People often misidentify self-confidence for egotistical behaviour, and vice versa. These two have a very distinct difference. Confidence is usually backed with logic, reasoning or experience. An egotistical stance, on the other hand, might be backed with, well, some sort of inflexible stubbornness or heavy feeling of accomplishment.
Egos — big egos, especially — can be dangerous. They deter self-development and prevent the good flow of ideas and creativity, while also wounding reputation in the process.
Most of us fall victim to this — after all, we’re human. We might walk into a meeting so confident in our idea that we unintentionally turn a blind eye to other, superior possibilities or concepts. When we do this, we choose to listen less and talk more, only to find out later that we missed an opportunity to get critical insights.

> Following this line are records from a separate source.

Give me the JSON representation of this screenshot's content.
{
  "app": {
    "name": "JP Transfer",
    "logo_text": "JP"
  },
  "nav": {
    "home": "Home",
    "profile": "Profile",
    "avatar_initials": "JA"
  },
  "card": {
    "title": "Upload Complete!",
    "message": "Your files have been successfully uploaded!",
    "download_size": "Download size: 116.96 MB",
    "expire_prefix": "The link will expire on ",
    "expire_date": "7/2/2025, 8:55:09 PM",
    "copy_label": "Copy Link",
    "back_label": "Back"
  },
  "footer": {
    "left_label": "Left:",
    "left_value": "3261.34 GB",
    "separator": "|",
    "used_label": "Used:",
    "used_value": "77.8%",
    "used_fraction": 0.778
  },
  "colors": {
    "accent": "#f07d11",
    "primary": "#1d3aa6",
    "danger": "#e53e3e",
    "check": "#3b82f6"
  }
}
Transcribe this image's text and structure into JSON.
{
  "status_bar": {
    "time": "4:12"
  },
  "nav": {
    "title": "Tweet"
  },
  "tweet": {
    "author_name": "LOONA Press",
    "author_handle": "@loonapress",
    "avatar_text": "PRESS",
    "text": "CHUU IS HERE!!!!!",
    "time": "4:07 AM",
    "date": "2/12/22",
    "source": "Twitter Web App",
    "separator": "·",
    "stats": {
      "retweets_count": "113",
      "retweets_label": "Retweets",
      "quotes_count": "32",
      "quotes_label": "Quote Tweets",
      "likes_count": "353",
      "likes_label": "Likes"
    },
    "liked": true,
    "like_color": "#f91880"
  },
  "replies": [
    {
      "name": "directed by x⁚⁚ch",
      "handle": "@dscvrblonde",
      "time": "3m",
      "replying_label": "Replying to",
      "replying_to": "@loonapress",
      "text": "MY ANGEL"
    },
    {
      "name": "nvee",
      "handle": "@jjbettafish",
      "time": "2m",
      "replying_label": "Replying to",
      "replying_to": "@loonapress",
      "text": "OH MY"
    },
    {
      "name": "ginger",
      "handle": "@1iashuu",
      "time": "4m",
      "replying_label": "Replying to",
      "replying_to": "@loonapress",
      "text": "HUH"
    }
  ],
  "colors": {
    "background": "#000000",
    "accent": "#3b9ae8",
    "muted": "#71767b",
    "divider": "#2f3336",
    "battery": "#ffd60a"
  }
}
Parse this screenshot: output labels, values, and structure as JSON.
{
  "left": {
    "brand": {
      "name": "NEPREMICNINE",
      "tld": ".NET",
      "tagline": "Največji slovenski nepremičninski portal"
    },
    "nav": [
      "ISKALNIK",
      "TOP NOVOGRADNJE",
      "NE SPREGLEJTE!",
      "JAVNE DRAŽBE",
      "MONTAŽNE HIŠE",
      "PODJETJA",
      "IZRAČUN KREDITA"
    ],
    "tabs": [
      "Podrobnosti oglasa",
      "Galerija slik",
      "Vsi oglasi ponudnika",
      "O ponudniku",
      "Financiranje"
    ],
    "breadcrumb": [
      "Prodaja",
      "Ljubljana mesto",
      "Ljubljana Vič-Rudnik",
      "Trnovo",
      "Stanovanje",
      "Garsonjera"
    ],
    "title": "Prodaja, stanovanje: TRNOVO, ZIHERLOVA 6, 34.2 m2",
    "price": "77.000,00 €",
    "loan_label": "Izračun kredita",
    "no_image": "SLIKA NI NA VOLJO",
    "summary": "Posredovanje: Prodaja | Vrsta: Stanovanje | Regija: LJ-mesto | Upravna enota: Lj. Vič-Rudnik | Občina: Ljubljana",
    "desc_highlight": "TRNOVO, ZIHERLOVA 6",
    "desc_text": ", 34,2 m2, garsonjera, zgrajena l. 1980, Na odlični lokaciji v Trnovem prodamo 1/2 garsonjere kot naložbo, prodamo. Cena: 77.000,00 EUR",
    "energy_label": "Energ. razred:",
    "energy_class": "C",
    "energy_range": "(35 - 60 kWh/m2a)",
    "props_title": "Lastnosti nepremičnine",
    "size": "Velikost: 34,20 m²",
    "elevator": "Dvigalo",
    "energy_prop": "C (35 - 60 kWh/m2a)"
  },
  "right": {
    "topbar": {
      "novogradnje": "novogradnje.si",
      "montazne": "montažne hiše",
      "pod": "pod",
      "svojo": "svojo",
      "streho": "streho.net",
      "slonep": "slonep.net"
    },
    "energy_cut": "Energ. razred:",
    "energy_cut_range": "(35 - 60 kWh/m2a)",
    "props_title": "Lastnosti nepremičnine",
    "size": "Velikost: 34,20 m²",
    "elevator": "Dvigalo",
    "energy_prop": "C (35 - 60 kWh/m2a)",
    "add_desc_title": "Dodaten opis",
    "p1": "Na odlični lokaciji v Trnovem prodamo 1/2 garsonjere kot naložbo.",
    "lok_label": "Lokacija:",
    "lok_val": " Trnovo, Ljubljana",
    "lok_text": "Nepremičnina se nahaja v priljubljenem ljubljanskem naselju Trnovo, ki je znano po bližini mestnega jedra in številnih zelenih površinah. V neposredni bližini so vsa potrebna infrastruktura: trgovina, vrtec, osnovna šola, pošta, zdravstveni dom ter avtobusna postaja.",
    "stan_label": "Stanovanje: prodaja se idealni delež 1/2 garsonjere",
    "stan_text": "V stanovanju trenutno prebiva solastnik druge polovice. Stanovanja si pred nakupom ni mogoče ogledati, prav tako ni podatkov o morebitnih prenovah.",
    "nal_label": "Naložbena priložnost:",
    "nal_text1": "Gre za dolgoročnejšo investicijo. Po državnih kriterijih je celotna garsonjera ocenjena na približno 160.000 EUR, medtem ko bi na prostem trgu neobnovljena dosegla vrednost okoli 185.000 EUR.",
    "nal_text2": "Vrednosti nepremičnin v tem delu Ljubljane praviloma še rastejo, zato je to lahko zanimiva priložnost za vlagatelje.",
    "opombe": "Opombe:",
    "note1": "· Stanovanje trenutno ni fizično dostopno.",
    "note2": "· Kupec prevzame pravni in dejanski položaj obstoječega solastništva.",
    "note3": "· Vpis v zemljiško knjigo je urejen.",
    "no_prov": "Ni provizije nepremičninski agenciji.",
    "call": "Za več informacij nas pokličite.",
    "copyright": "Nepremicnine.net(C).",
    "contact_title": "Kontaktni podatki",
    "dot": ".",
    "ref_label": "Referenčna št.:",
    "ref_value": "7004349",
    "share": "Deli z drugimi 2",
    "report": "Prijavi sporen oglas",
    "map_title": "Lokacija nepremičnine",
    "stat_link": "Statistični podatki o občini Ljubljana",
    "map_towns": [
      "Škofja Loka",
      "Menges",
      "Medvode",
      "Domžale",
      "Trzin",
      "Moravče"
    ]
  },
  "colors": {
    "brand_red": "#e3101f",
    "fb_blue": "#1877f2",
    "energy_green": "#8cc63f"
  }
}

This small list is something I use to keep myself in check. Whenever I walk into a meeting, an event — or to anything where I’m not alone — I tend to follow this.